This week I visited the PGRO’s main trial site near Newark, at Stubton, part of Dyson Farms. I was there primarily to talk through the assessments they conduct as part of the Descriptive List work for pulses (their equivalent to the AHDB Recommended List for cereals). The reason for this is to help create the protocols for the assessments that will be carried out on the bean variety trials under “LiveBean”, our new initiative to help better understand organic bean agronomy, improve varietal recommendations, and hopefully expand the bean acreage to meet ever increasing market demand.
We have helped effectively develop protocols for wheat and oats through our variety trials work that have enabled simplified, farmer assessments to capture the essential dataset for varietal evaluation. For beans, we’re still lacking this knowledge and so need to start from a more complex, in-depth assessment strategy to be able to eventually simplify this once we know what the key timings and important traits to assess are. We need to be guided as much by our own experience as by the experts in pulse agronomy, because as is typical, the traits important for organic do not always align with non-organic systems. For instance, the PGRO show no interest in early crop vigour when I would argue it might be the most important crop trait for organic farming. They tend to focus assessments on later development stages and look only at crop numbers at emergence before they assess the crop at flowering for pest damage and diseases.
As well as their descriptive list work they’re also exploring management practices like bicropping with cereals, seed rates and spring beans planted in the Winter. On top of the levy funded work there are numerous “private” trials run for breeders and some by ag chem companies looking at fertiliser and pesticide efficacy.
Below are various photos from the PGRO trials.....
Differences in early ground cover between two different spring bean varieties. It can make all the difference in terms of weed competition
Photo showing the four spring LiveBean cultivars. Lynx looks to have the edge in terms of vigour at this stage.
This photo illustrates perfectly the link between seed size and early vigour and biomass, showing the variety with the largest and smallest bean seed. Macho looks like a variety that would be worth testing in our spring bean variety trials.

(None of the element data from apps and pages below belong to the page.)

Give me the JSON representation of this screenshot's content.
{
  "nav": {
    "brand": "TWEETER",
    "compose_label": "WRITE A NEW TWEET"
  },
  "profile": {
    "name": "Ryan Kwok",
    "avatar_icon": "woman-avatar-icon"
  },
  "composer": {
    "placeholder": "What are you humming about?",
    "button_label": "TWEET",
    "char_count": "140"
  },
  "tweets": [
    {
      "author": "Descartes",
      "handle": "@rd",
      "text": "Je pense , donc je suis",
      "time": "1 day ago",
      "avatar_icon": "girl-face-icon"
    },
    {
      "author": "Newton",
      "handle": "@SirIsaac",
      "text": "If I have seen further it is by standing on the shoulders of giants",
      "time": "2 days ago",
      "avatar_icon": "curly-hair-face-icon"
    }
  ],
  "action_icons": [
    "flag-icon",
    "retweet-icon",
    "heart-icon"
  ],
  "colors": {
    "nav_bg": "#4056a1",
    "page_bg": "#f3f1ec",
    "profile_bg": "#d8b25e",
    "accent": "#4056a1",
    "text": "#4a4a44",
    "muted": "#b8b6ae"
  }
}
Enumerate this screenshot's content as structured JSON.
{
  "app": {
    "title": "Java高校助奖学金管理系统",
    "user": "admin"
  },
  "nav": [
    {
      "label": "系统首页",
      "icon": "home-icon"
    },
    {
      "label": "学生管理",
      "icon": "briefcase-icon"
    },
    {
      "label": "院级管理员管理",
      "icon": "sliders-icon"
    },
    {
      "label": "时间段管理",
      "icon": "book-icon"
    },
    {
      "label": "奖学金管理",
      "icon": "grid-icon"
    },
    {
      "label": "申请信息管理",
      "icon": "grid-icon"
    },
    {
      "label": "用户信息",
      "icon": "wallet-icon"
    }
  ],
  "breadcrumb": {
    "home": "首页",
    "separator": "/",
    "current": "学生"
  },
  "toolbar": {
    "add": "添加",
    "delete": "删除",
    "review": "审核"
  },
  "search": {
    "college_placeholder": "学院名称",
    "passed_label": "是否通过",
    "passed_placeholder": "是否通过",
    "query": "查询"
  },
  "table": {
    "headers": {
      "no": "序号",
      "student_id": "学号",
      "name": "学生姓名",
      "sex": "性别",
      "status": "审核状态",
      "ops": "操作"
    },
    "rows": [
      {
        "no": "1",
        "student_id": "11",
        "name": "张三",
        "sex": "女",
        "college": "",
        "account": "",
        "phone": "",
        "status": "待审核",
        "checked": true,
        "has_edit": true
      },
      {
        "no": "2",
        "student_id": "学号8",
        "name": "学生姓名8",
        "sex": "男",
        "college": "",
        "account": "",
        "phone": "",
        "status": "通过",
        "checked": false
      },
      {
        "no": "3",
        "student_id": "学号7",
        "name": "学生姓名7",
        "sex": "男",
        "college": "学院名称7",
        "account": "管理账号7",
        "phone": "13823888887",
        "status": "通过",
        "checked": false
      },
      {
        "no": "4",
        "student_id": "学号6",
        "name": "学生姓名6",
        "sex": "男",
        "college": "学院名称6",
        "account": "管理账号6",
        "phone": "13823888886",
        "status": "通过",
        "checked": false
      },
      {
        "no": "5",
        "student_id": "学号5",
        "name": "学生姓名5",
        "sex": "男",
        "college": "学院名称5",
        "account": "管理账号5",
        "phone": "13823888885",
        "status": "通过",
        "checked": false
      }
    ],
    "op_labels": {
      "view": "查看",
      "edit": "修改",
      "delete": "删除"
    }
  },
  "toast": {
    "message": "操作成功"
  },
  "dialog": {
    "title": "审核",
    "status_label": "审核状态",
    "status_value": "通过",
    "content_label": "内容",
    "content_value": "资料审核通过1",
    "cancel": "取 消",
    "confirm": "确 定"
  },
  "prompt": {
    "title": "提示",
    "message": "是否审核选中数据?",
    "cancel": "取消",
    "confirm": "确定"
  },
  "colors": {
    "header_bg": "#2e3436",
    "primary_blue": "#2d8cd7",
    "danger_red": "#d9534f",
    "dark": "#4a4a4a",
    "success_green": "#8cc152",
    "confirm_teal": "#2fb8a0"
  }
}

The PGRO are looking at sowing Spring beans in the Autumn. The photo shows the cultivar Lynx, drilled mid-November.
The PGRO’s main focus is on field beans, combinable peas and vining peas but they also had trials on lentils, and even more interestingly, on chickpeas, as they explore pulse crop diversification. Interestingly lentils were once cultivated in Britain showing up on the archaeological record in southern England from Roman times to the early Middle Ages, so a reintroduction, particularly since the crop itself provides such a healthy source of protein, makes a lot of sense. The company Hodmedods now grows a commercial crop across several farms, Organic and non-organic.
Lentils trials looking at varieties, seed dressings and bicropping.
Chickpea trials at PGRO
The PGRO will be hosting an open day at their main trial site on 27th June for a chance to see all their latest research. Visit the PGRO events page for more details of their Open Day.